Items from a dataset
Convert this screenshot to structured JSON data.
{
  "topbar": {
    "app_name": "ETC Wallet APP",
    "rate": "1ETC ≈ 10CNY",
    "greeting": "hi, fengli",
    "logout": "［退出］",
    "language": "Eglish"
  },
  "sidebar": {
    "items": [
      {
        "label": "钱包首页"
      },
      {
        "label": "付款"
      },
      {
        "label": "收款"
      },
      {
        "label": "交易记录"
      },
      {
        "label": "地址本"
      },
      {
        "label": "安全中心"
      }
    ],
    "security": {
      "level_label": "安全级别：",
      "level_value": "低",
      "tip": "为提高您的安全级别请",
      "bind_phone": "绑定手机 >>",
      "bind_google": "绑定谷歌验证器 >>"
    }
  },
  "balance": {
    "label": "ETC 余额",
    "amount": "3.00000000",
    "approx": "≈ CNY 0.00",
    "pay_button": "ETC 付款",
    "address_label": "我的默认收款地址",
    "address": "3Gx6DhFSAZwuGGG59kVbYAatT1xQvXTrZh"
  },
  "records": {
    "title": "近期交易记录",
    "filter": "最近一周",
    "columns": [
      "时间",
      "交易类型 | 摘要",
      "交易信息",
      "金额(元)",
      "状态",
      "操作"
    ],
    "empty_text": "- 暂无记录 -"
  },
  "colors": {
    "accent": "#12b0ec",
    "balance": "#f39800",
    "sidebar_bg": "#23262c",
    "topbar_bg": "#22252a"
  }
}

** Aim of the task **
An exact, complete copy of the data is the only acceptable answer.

** Exercise answer **
Convert this screenshot to structured JSON data.
{
  "topbar": {
    "app_name": "ETC Wallet APP",
    "rate": "1ETC ≈ 10CNY",
    "greeting": "hi, fengli",
    "logout": "［退出］",
    "language": "Eglish"
  },
  "sidebar": {
    "items": [
      {
        "label": "钱包首页"
      },
      {
        "label": "付款"
      },
      {
        "label": "收款"
      },
      {
        "label": "交易记录"
      },
      {
        "label": "地址本"
      },
      {
        "label": "安全中心"
      }
    ],
    "security": {
      "level_label": "安全级别：",
      "level_value": "低",
      "tip": "为提高您的安全级别请",
      "bind_phone": "绑定手机 >>",
      "bind_google": "绑定谷歌验证器 >>"
    }
  },
  "balance": {
    "label": "ETC 余额",
    "amount": "3.00000000",
    "approx": "≈ CNY 0.00",
    "pay_button": "ETC 付款",
    "address_label": "我的默认收款地址",
    "address": "3Gx6DhFSAZwuGGG59kVbYAatT1xQvXTrZh"
  },
  "records": {
    "title": "近期交易记录",
    "filter": "最近一周",
    "columns": [
      "时间",
      "交易类型 | 摘要",
      "交易信息",
      "金额(元)",
      "状态",
      "操作"
    ],
    "empty_text": "- 暂无记录 -"
  },
  "colors": {
    "accent": "#12b0ec",
    "balance": "#f39800",
    "sidebar_bg": "#23262c",
    "topbar_bg": "#22252a"
  }
}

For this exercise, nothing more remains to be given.